• Counting outs - this method consists of counting the cards still in the deck, which in combination with the cards the player already has can give the player a potentially winning hand.

Such cards are called "outs", and hand strength can be measured by how many outs are still in the deck (if there are many outs then the probability to get one of them is high and therefore the hand is strong). The following chart determines the probability of hitting outs (bettering the player's hand) based on how many cards are left in the deck and the draw type. Note that a higher number of outs directly corresponds to a high win percentage.

Outs One Card % Two Card % One Card Odds Two Card Odds Draw Type
1 2% 4% 46 23 Backdoor Straight or Flush (Requires two cards)
2 4% 8% 22 12 Pocket Pair to Set
3 7% 13% 14 7 One Overcard
4 9% 17% 10 5 Inside Straight / Two Pair to Full House
5 11% 20% 8 4 One Pair to Two Pair or Set
6 13% 24% 6.7 3.2 No Pair to Pair / Two Overcards
7 15% 28% 5.6 2.6 Set to Full House or Quads
8 17% 32% 4.7 2.2 Open Straight
9 19% 35% 4.1 1.9 Flush
10 22% 38% 3.6 1.6 Inside Straight & Two Overcards
11 24% 42% 3.2 1.4 Open Straight & One Overcard
12 26% 45% 2.8 1.2 Flush & Inside Straight / Flush & One Overcard
13 28% 48% 2.5 1.1
14 30% 51% 2.3 0.95
15 33% 54% 2.1 0.85 Flush & Open Straight / Flush & Two Overcards
16 34% 57% 1.9 0.75
17 37% 60% 1.7 0.66

[16]

• Two Times Rule and Four Times Rule: Multiplying the number of outs by two or four gives a reasonable approximation to the One Card % or Two Card %, respectively, in the above table.[17]
• Calculators: calculators are poker tools that calculate the odds of your hand (combined with the cards on the table if there are any) to win the game. Calculators provide precise odds but they can't be used in live games and are therefore mostly used on Internet poker games.

## References

1. Cite error: Invalid `<ref>` tag; no text was provided for refs named `15stud`
2. Brunson, Doyle (1978). Super/System: A course in power poker.

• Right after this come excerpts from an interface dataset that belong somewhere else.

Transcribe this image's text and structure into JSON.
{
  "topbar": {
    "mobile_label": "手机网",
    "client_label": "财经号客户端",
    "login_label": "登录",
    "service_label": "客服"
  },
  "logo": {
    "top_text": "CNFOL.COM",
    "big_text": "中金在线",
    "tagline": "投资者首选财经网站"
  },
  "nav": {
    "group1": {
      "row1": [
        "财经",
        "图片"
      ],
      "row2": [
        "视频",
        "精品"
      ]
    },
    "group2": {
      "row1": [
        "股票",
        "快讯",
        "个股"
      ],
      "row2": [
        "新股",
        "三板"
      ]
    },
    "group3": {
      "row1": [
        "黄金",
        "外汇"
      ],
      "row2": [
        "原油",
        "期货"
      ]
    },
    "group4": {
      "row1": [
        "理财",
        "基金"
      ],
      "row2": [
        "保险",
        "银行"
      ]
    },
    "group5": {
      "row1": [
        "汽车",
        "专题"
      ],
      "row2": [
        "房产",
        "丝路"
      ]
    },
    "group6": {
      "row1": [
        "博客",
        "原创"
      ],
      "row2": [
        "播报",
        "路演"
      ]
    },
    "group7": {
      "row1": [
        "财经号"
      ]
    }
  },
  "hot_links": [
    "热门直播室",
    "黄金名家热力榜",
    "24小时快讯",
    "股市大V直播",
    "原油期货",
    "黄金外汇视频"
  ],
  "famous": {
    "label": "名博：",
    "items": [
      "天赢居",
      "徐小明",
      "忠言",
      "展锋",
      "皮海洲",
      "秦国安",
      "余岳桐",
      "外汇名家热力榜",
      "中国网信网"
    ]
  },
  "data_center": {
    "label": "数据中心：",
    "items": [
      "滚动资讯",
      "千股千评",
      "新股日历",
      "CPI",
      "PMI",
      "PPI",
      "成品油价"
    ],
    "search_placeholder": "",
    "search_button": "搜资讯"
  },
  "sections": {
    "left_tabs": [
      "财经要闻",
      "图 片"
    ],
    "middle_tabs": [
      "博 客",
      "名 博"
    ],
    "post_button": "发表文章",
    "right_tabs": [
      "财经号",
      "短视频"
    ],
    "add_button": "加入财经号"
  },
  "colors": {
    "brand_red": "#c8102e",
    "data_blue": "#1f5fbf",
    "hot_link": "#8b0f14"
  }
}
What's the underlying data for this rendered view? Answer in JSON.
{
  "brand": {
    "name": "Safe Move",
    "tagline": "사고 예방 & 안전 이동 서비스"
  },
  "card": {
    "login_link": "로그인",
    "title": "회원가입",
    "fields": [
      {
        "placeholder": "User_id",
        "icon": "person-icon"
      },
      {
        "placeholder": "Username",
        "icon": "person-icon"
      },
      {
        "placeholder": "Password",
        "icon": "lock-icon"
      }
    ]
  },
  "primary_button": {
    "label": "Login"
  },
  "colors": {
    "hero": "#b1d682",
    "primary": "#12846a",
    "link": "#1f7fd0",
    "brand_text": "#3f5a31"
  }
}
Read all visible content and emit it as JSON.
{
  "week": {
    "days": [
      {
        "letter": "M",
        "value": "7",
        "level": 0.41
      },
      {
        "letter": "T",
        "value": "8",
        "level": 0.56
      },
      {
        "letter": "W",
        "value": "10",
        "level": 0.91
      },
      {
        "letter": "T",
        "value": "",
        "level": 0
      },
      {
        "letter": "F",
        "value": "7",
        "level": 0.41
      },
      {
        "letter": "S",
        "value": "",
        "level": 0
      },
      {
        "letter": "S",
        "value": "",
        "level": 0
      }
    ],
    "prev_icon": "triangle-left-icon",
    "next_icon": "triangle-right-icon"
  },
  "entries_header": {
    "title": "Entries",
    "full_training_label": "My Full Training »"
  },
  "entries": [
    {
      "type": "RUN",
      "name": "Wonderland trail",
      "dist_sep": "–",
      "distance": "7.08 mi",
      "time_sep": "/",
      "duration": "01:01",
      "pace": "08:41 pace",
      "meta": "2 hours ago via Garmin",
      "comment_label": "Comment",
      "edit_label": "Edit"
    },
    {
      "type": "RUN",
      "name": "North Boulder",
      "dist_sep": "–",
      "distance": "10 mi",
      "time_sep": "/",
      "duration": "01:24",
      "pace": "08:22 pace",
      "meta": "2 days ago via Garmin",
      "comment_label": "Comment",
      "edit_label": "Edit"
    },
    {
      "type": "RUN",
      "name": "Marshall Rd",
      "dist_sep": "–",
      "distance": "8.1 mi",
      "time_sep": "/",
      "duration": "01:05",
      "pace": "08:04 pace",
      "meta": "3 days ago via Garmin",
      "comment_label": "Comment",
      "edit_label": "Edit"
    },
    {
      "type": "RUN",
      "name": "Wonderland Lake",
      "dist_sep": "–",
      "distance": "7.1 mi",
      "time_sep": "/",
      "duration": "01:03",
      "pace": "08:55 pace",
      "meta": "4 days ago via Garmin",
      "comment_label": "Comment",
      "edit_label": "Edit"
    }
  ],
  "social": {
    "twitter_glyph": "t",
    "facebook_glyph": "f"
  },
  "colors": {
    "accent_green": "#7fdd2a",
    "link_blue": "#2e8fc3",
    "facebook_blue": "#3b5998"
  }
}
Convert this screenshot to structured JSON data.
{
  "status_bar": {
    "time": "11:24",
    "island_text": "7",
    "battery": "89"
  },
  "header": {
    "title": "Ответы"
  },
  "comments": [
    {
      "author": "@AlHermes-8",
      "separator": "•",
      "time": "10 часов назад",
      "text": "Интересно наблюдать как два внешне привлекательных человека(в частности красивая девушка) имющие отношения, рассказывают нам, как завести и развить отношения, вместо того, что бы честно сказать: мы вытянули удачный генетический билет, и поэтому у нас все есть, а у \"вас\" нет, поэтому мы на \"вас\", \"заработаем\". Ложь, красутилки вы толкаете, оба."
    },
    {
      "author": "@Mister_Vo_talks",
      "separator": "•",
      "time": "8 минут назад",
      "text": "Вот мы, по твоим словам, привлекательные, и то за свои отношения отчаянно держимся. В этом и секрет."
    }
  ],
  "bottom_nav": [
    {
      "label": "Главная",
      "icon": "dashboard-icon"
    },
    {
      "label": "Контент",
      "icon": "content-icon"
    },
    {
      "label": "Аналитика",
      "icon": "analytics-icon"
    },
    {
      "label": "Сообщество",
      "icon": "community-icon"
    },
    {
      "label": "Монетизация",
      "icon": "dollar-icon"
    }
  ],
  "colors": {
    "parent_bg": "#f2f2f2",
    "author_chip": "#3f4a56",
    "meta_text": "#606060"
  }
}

B&G Publishing Company. , emphasis in original
3. "Texas Hold'em Rules". WorldSeriesOfPoker.com. Retrieved 16 August 2009.
4. Cite error: Invalid `<ref>` tag; no text was provided for refs named `HoHv1`
5. Cite error: Invalid `<ref>` tag; no text was provided for refs named `TheoryOfPoker`
6. Christopher Mims (2007). "Physicist Unlocks Secrets of Texas Hold 'Em". Science News. Scientific American, Inc. Retrieved 8 April 2007.
7. A list of publication from this group can be found at [1].
8. "Carnegie Mellon Computer Poker Program Sets Its Own Texas Hold'Em Strategy". Carnegie Mellon University, Media Relations. 6 July 2006. Retrieved 24 May 2008.
9. Alspach, Brian (2005). "Counting starting poker hands" (pdf). Retrieved May 19, 2006.
10. Cloutier, T.J. and Tom McEvoy (1997). Championship No-Limit & Pot-Limit Hold'em. Cardoza. ISBN 1-58042-127-X.
11. Bochan, Toby. "Slang for Poker Hands". About.com. Retrieved 16 July 2007.
12. Miller, Sklansky, and Malmuth op cit. and Jones, Lee (1994). Winning Low-Limit Hold-em. Conjelco. ISBN 1-886070-15-6.
13. Gregorich, Mark (April 27, 2005). "The Future of Tournaments". Card Player Magazine 18c (8c): 26, 110.
14. . Glazer, Andrew N.S. (2004). The Complete Idiot's Guide to Poker (First ed.). Indianapolis, Indiana: Alpha.
15. Sexton, Mike (February 5, 2005). "Tournament Tips". Card Player Magazine 18c (3c): 18.
16. Odds Chart. "How to play texas holdem poker". Howtoplaytexasholdempoker.org. Retrieved 22 February 2010.
17. Flynn. Professional No-Limit Hold 'em: Volume I.